Peptides are promising therapeutic agents, however these natural compounds often need to be optimized to be used successfully as drug compounds. For example, the first snail drug approved for biomedical use, ziconotide (Prialt ®), is used to treat chronic pain in HIV and cancer patients. Despite being a breakthrough drug, ziconotide has a major drawback in that as a peptide drug, its size and complexity prevents its widespread application and a spinal tap is required to deliver it to patients. To address this issue, we are combining chemical and recombinant biology techniques to devise a method for encapsulating venom peptides from marine snails in viral capsids for delivery to their site of action. In collaborative projects we’re also developing new computational methods for optimizing the function of venom peptides to make them more selective for their molecular targets. The large size of venom peptides and the lack of solved structures of venom peptides bound to their peptide channel targets are barriers to computational docking and design of venom peptides to screen their functional activity. To address these issues, the first tool we’ve developed is ToxDock and it is freely available at http://rosie.rosettacommons.org/tox_dock.

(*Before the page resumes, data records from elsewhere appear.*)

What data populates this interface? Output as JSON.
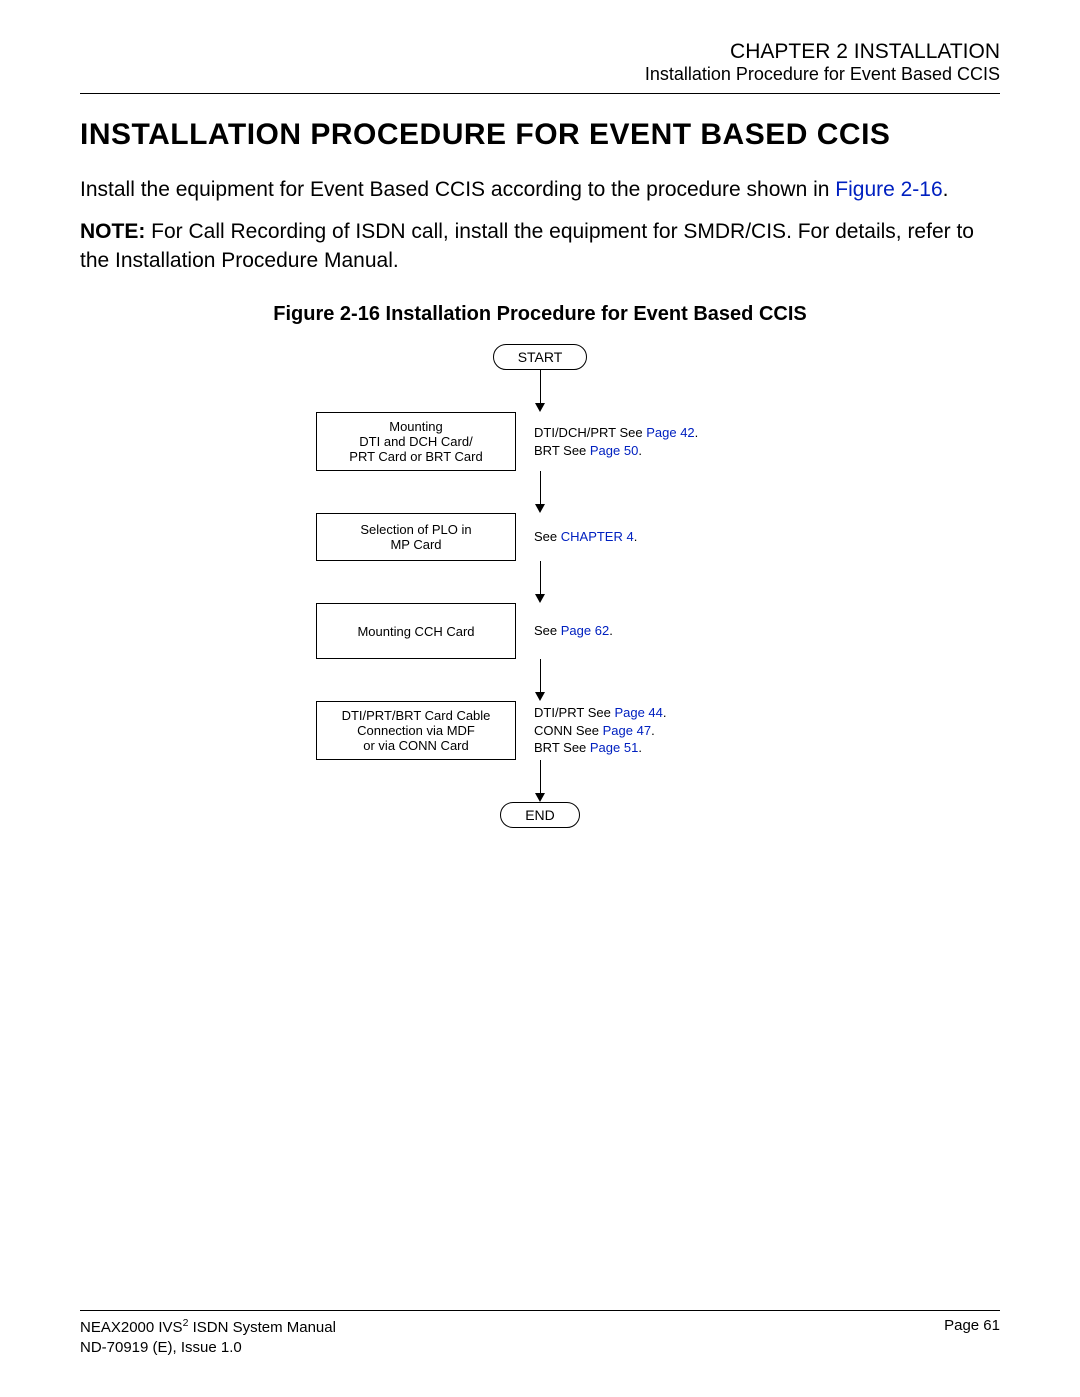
{
  "header": {
    "chapter": "CHAPTER 2  INSTALLATION",
    "subtitle": "Installation Procedure for Event Based CCIS"
  },
  "section_title": "INSTALLATION PROCEDURE FOR EVENT BASED CCIS",
  "intro": {
    "text_before_link": "Install the equipment for Event Based CCIS according to the procedure shown in ",
    "link": "Figure 2-16",
    "text_after_link": "."
  },
  "note": {
    "label": "NOTE:",
    "text": " For Call Recording of ISDN call, install the equipment for SMDR/CIS. For details, refer to the Installation Procedure Manual."
  },
  "figure_caption": "Figure 2-16  Installation Procedure for Event Based CCIS",
  "flow": {
    "start": "START",
    "step1": {
      "l1": "Mounting",
      "l2": "DTI and DCH Card/",
      "l3": "PRT Card or BRT Card",
      "side1_pre": "DTI/DCH/PRT   See ",
      "side1_link": "Page 42",
      "side1_post": ".",
      "side2_pre": "BRT   See ",
      "side2_link": "Page 50",
      "side2_post": "."
    },
    "step2": {
      "l1": "Selection of PLO in",
      "l2": "MP Card",
      "side_pre": "See ",
      "side_link": "CHAPTER 4",
      "side_post": "."
    },
    "step3": {
      "l1": "Mounting CCH Card",
      "side_pre": "See ",
      "side_link": "Page 62",
      "side_post": "."
    },
    "step4": {
      "l1": "DTI/PRT/BRT Card Cable",
      "l2": "Connection via MDF",
      "l3": "or via CONN Card",
      "side1_pre": "DTI/PRT  See ",
      "side1_link": "Page 44",
      "side1_post": ".",
      "side2_pre": "CONN  See ",
      "side2_link": "Page 47",
      "side2_post": ".",
      "side3_pre": "BRT   See ",
      "side3_link": "Page 51",
      "side3_post": "."
    },
    "end": "END"
  },
  "footer": {
    "manual_pre": "NEAX2000 IVS",
    "manual_sup": "2",
    "manual_post": " ISDN System Manual",
    "issue": "ND-70919 (E), Issue 1.0",
    "page": "Page 61"
  }
}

Similar to venom evolution, the dynamic arms-race interactions between host and pathogen contribute over time to the evolutionary selection of new immune-related genes. We are interested in exploring this evolution of new micropeptides as a response to these selective pressures. How has the evolution of these micropeptides differed across different species? Are there shared biochemical or functional characteristics of these newly evolved micropeptides? Using a combination of evolutionary, biochemical and molecular techniques, we aim to deepen our understanding of the origin and function of existing and novel immune-related micropeptides across a diversity of taxa.
I strongly believe that representation matters. “See it be it” is a short-term catch phrase for STEM inclusion and advancing leadership opportunities for underrepresented groups. In our initial foray in this area we wanted to generate a landscape view of the barriers and opportunities. Our first project is a systematic review of the science education literature with the aim of evaluating how and to what extent informal learning experiences impact participants awareness, interest, and engagement in STEM careers across demographic groups.